Bottom Line: Improving the health of school-aged children can yield substantial benefits for cognitive development and educational achievement.A nested process evaluation, using semi-structured interviews, focus group discussion and a stakeholder analysis will investigate the community acceptability, feasibility and cost-effectiveness of the interventions.National Institutes of Health NCT00878007.

View Article: PubMed Central - HTML - PubMed

Affiliation: Malaria Public Health & Epidemiology Group, Kenya Medical Research Institute-Wellcome Trust Research Programme, Nairobi, Kenya. simon.brooker@lshtm.ac.uk

ABSTRACT

Background: Improving the health of school-aged children can yield substantial benefits for cognitive development and educational achievement. However, there is limited experimental evidence on the benefits of school-based malaria prevention or how health interventions interact with other efforts to improve education quality. This study aims to evaluate the impact of school-based malaria prevention and enhanced literacy instruction on the health and educational achievement of school children in Kenya.

Design: A factorial, cluster randomised trial is being implemented in 101 government primary schools on the coast of Kenya.

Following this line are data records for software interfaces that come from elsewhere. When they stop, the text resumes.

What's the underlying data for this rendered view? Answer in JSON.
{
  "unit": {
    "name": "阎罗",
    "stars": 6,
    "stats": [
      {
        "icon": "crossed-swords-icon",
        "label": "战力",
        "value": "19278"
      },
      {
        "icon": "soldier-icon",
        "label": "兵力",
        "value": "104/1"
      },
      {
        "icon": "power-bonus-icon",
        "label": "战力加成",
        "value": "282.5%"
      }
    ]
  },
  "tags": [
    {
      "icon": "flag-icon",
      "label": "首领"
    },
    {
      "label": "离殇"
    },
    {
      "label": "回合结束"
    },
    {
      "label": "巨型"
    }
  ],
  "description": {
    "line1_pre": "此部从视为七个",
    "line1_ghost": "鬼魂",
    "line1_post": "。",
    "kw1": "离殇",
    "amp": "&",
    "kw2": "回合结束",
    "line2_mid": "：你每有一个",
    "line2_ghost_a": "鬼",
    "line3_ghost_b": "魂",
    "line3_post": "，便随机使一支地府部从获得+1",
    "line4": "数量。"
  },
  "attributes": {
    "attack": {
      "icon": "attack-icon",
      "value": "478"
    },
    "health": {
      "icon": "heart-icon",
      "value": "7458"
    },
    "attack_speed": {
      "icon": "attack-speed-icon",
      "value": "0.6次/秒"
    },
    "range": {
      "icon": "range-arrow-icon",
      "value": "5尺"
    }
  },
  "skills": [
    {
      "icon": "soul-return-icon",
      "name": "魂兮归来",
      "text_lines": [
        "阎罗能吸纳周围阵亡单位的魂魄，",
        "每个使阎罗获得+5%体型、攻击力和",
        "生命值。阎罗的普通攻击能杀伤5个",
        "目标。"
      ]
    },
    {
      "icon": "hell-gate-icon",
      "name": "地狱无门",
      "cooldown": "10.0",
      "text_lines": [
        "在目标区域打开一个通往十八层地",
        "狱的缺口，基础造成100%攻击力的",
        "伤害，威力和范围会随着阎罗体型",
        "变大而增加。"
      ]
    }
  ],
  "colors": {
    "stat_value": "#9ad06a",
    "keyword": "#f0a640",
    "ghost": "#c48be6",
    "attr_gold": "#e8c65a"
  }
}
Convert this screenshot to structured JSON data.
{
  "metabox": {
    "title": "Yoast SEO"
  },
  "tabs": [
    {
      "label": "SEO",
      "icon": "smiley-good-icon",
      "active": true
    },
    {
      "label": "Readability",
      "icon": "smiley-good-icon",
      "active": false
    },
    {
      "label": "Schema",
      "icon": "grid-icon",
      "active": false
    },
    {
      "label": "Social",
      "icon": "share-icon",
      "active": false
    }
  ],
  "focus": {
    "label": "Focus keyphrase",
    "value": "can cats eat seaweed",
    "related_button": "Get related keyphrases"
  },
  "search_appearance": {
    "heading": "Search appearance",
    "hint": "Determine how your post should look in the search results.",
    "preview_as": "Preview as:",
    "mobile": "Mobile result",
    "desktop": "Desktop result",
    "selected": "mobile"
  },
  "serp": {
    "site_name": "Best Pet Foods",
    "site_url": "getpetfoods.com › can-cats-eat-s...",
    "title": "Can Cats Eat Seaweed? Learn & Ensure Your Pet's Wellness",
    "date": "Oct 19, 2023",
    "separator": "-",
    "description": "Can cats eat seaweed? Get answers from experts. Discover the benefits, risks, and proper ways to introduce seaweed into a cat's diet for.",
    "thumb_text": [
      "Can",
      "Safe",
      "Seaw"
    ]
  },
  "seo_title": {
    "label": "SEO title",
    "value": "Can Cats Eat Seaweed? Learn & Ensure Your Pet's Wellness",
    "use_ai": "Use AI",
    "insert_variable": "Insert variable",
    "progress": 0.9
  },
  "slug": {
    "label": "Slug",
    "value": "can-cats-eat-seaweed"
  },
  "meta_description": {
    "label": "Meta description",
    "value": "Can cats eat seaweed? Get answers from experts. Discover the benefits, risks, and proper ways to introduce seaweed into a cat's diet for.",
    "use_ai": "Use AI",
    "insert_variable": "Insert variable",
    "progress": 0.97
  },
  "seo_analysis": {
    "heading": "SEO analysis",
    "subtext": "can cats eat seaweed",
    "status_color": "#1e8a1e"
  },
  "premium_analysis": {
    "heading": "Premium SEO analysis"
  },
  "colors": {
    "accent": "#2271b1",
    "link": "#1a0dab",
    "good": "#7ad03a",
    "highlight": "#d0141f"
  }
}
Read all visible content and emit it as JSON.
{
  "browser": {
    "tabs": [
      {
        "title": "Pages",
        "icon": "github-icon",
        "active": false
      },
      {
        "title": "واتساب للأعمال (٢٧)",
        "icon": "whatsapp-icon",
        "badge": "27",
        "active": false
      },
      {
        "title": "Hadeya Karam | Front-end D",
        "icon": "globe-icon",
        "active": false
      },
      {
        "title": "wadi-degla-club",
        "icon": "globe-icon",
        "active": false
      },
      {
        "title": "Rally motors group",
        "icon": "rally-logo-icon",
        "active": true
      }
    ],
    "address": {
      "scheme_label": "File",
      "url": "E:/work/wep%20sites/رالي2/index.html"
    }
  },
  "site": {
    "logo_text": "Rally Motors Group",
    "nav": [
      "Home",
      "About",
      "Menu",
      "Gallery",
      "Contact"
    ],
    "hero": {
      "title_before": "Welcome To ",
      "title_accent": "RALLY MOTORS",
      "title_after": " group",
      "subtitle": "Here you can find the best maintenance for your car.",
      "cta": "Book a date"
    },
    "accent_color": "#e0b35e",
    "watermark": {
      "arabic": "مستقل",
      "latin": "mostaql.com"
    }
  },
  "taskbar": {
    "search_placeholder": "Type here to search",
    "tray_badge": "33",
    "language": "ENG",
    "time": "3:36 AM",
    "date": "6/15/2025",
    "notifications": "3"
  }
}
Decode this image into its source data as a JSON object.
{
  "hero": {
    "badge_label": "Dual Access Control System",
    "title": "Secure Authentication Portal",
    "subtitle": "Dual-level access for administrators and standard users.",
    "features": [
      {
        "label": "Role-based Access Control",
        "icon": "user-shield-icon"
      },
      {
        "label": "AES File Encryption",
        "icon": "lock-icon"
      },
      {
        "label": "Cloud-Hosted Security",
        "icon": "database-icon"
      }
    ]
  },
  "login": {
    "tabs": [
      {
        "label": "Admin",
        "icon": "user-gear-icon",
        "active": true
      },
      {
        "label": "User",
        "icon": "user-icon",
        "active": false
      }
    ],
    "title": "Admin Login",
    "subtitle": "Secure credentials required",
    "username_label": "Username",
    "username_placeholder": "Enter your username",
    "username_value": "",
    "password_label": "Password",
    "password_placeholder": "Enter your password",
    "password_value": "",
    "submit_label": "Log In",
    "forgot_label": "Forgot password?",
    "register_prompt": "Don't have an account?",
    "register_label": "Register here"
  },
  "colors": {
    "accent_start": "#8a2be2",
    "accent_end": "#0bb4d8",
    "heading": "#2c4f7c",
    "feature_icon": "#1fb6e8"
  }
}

The interventions are (i) intermittent screening and treatment of malaria in schools by public health workers and (ii) training workshops and support for teachers to promote explicit and systematic literacy instruction. Schools are randomised to one of four groups: receiving either (i) the malaria intervention alone; (ii) the literacy intervention alone; (iii) both interventions combined; or (iv) control group where neither intervention is implemented. Children from classes 1 and 5 are randomly selected and followed up for 24 months. The primary outcomes are educational achievement and anaemia, the hypothesised mediating variables through which education is affected. Secondary outcomes include malaria parasitaemia, school attendance and school performance. A nested process evaluation, using semi-structured interviews, focus group discussion and a stakeholder analysis will investigate the community acceptability, feasibility and cost-effectiveness of the interventions.

Discussion: Across Africa, governments are committed to improve health and education of school-aged children, but seek clear policy and technical guidance as to the optimal approach to address malaria and improved literacy. This evaluation will be one of the first to simultaneously evaluate the impact of health and education interventions in the improvement of educational achievement. Reflection is made on the practical issues encountered in conducting research in schools in Africa.

Trial registration: National Institutes of Health NCT00878007.

Show MeSH
Related in: MedlinePlus